I just pushed the remote to WETA 32 (PBS) and saw through my black sunglasses the famous footage of the World Trade Center being perforated by jets. Again I witnessed the shape of a huge cross in the image of the horizontal line of fire tearing through the second vertical tower. Again, even though it was 6 years ago, the ravage brought angry tears to my eyes: Lasik in 1999 rendered my chronic severe dry eye condition, by 2000, such that I am unable to read for extensive periods, but I have always been able to cry. And I will always cry at the footage of that fateful, brilliant morning of September 11, 2001.

I recalled being sheltered in the E. Paterson, NJ kindergarten closet during air-raid drills, near where a statue of Alexander Hamilton stands proud on the banks of the Passaic River.

Not long after I moved down to DC from NJ, I was house sitting for a week on Albemarle St. NW, a block away from the house of my then-new friend Frances Papa. Frances had kindly rented me a room, sight unseen, just because she knew my mother.

Elvis died the week I was house sitting. I sat in the dark in a rocking chair listening solemnly as the radio played, “I Can’t Help Falling in Love with You.”

Frances had introduced me to Timmy (Themistocles), her eldest nephew, a big Greek-American Vietnam Vet with a penchant for games. Since I was new in town and Timmy was a fellow “countryman,” I agreed to spend Saturday with him and a buddy of his. Timmy was to pick me up around noon at Albemarle St., with a surprise in the trunk of his car. I also had a first date set up for that night with a guy who lived nearby, on Yuma St.

As soon as I woke up that Saturday morning, something made me grab pen and paper and scribble these words:

Clouds are organizing in the East.

The marksman kneels in the nettle.

Black trees against a fiery background cut a jagged crosshatch through the sky.

Like teeth in the neck of a rabbit, blood pours from the sky.

Right away I thought, “These mysterious words have nothing to do with me.” I pulled on my jeans and stuffed the paper in my back pocket.

After Timmy came to pick me up, Timmy said, “Let’s see what’s on the radio.” He turned it on, and out came the words:

“Clouds are organizing in the East.” Then, irritated, Timmy shut the radio and said, “Hell, it sounds like it might rain.”
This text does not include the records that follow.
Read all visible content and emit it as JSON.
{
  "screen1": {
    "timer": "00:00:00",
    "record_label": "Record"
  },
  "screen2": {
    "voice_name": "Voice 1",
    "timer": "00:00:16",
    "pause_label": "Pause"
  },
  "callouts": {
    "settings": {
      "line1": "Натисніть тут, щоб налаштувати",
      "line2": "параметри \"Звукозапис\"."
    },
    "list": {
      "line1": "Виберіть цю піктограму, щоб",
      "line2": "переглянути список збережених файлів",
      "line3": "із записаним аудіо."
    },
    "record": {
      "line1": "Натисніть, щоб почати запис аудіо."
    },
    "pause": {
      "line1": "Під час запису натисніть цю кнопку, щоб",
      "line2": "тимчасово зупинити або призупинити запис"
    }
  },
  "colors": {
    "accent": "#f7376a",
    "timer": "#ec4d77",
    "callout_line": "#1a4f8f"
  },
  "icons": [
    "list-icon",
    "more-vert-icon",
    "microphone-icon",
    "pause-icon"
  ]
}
We drove about a half hour and were out in the country. Timmy parked the car next to a field and said, “This is as good a place as any.” I wondered what he had planned. He got out, opened the trunk of the car and showed me three skeet-shooting rifles. Gleefully, I grabbed a gun and followed the two guys to a stand of long grass. Then the young man, the buddy, knelt and took his first shot:
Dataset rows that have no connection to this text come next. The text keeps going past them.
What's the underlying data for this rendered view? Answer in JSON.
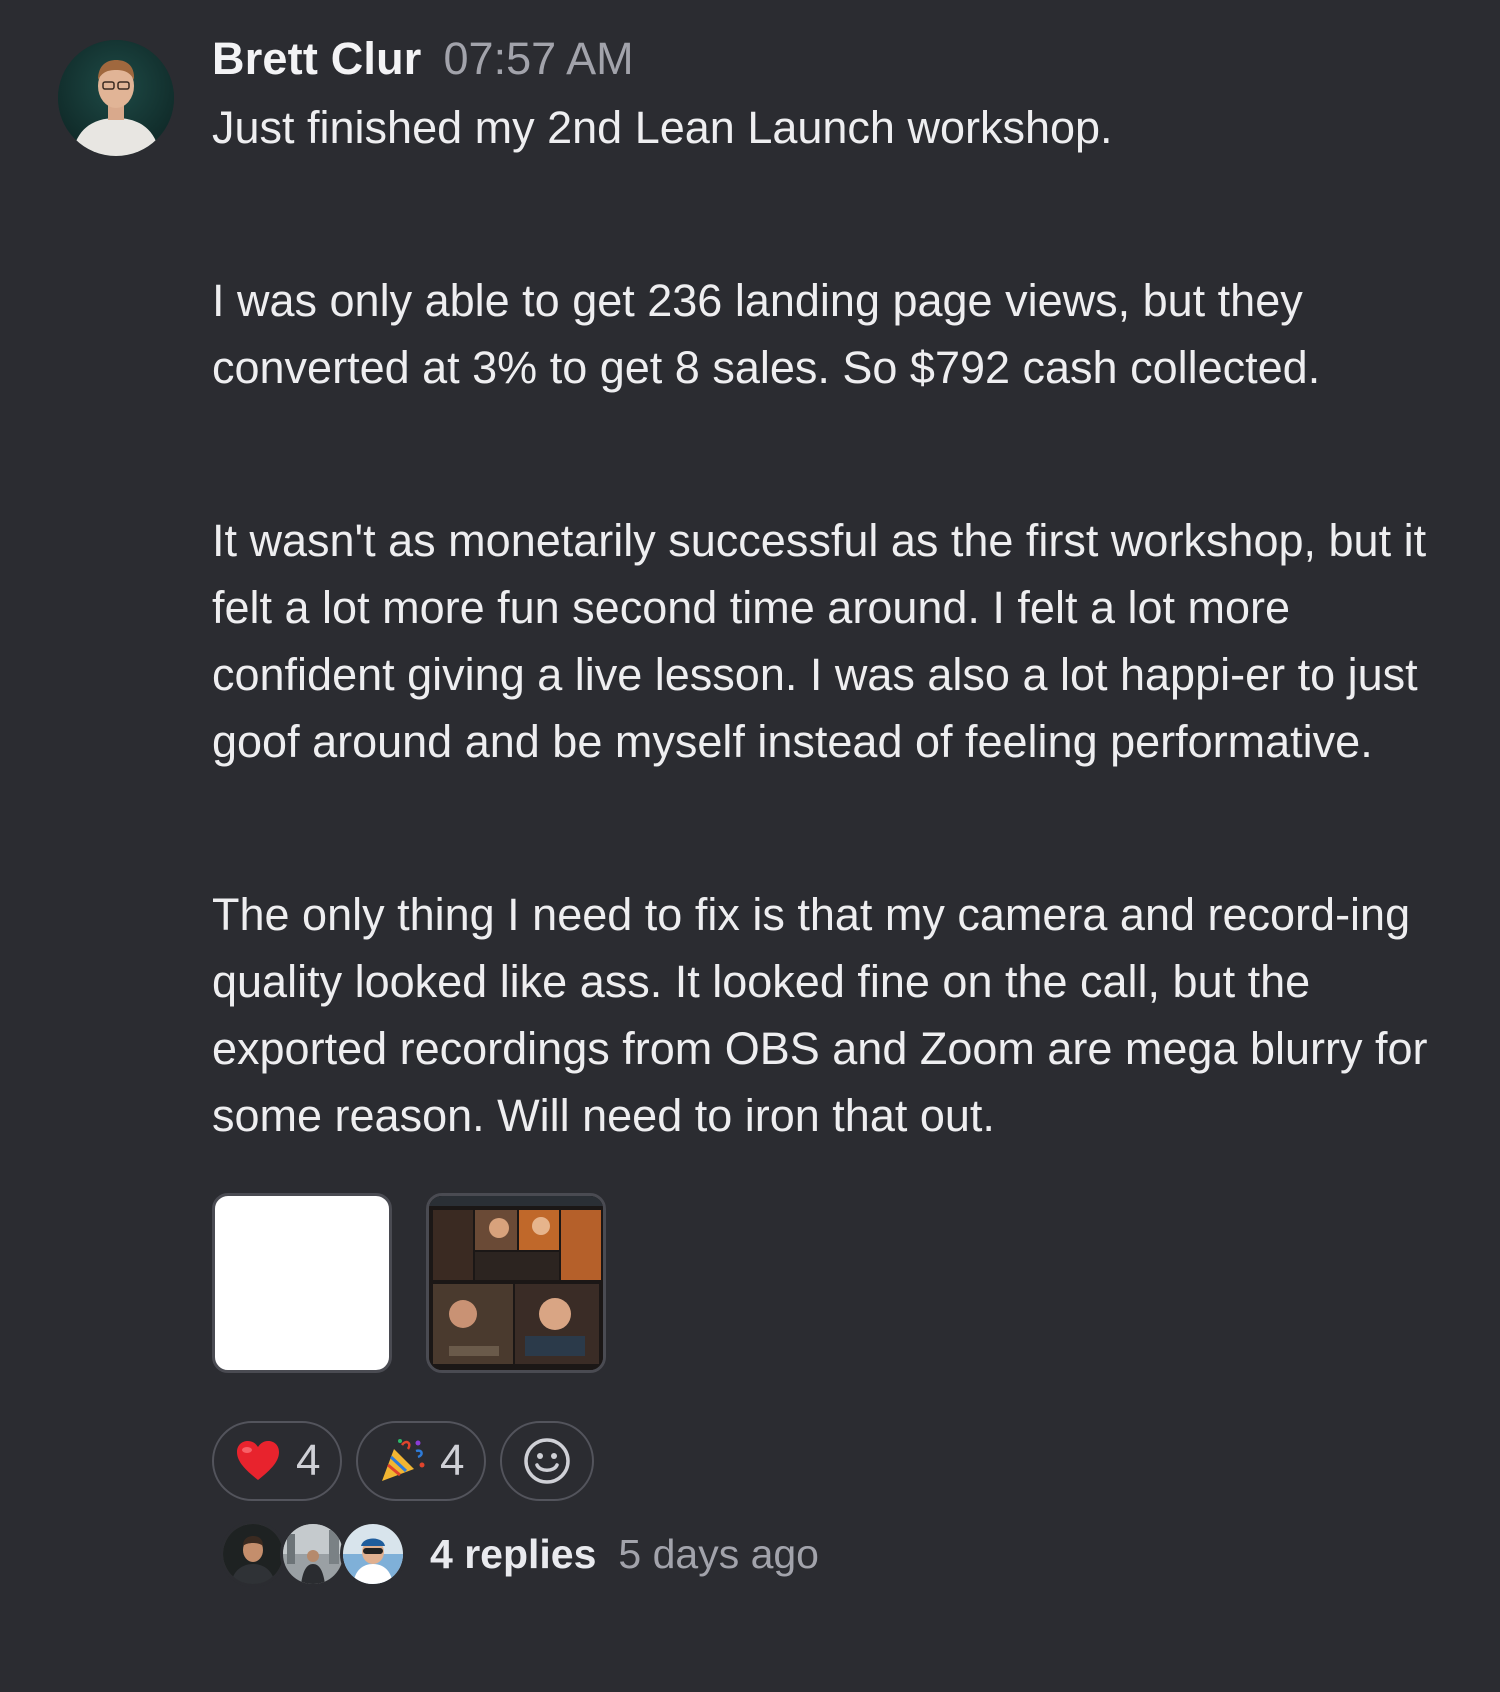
{
  "message": {
    "author": "Brett Clur",
    "time": "07:57 AM",
    "paragraphs": [
      "Just finished my 2nd Lean Launch workshop.",
      "I was only able to get 236 landing page views, but they converted at 3% to get 8 sales. So $792 cash collected.",
      "It wasn't as monetarily successful as the first workshop, but it felt a lot more fun second time around. I felt a lot more confident giving a live lesson. I was also a lot happi-er to just goof around and be myself instead of feeling performative.",
      "The only thing I need to fix is that my camera and record-ing quality looked like ass. It looked fine on the call, but the exported recordings from OBS and Zoom are mega blurry for some reason. Will need to iron that out."
    ],
    "attachments": [
      {
        "kind": "blank-image"
      },
      {
        "kind": "video-call-screenshot"
      }
    ],
    "reactions": [
      {
        "icon": "heart-emoji",
        "count": "4"
      },
      {
        "icon": "party-popper-emoji",
        "count": "4"
      }
    ],
    "add_reaction_icon": "smiley-add-icon",
    "thread": {
      "reply_count": "4 replies",
      "last_reply": "5 days ago",
      "participants": [
        "participant-1",
        "participant-2",
        "participant-3"
      ]
    }
  },
  "colors": {
    "background": "#2b2c31",
    "text": "#eeeef0",
    "muted": "#a2a3ab",
    "pill_border": "#53545c"
  }
}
“The marksman kneels in the nettle.”

I thought, “This is interesting . . . first one line and then the next. ”

We had great fun skeet shooting all afternoon and started the drive home at sunset. I noticed the brilliant orange sky and the black trees in front of it:

“Black trees against a fiery background cut a jagged crosshatch through the sky.”

That night, when the guy from Yuma St. came over to Albemarle St. to pick me up for our date, I was combing my hair in the living room, looking into the mirror, and I could see him looking at me from behind. He said, “You might think this is kind of weird, but as I look at your hair, neck and teeth, I picture a rabbit in a field.” I pulled out the paper from my back pocket and was stunned: “Like teeth in the neck of a rabbit.”

But I didn’t think twice about going out that night.

On the morning of September 11, 2001, I awoke and again grabbed pen and paper and wrote down the same lines I’d written in 1977. I’d forgotten that the last line hadn’t “come out” yet. I nervously drove over to attend seminary class, parked my car and went into the TV lounge and saw the World Trade Centers being ripped by planes. In panic, I ran to the chapel, where we all prayed. As I prayed I thought,

“So: It took this many years for the last line to come out:

“Blood pours from the sky.”

But that day ALL the lines came out.

Kyrie Eleison (Greek: “Lord, have mercy”).